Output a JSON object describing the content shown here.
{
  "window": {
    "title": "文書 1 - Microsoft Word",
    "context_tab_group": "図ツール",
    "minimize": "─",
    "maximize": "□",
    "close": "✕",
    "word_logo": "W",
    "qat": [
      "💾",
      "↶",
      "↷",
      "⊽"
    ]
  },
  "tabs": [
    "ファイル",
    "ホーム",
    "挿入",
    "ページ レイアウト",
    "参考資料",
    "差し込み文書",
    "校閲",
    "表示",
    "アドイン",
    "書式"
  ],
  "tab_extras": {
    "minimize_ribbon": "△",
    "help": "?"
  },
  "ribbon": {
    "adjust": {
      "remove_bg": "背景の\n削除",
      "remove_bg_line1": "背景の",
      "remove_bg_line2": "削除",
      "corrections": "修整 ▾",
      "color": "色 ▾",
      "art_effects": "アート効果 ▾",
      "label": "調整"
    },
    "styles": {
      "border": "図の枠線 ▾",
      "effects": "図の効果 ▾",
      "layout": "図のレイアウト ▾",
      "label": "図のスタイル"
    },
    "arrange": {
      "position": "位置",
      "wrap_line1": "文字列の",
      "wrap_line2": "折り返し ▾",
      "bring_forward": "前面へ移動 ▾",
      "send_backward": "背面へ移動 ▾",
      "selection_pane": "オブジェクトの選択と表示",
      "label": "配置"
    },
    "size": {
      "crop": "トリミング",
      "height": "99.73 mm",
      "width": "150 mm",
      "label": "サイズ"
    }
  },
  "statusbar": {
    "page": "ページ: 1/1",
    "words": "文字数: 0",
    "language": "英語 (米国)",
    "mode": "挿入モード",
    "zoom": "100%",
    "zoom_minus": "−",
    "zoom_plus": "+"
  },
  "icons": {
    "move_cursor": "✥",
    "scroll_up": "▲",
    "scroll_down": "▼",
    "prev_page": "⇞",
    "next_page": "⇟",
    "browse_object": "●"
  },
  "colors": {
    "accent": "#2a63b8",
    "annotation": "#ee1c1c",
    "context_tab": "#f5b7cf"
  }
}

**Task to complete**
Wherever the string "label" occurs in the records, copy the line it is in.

**Output for this exercise**
      "label": "調整"
      "label": "図のスタイル"
      "label": "配置"
      "label": "サイズ"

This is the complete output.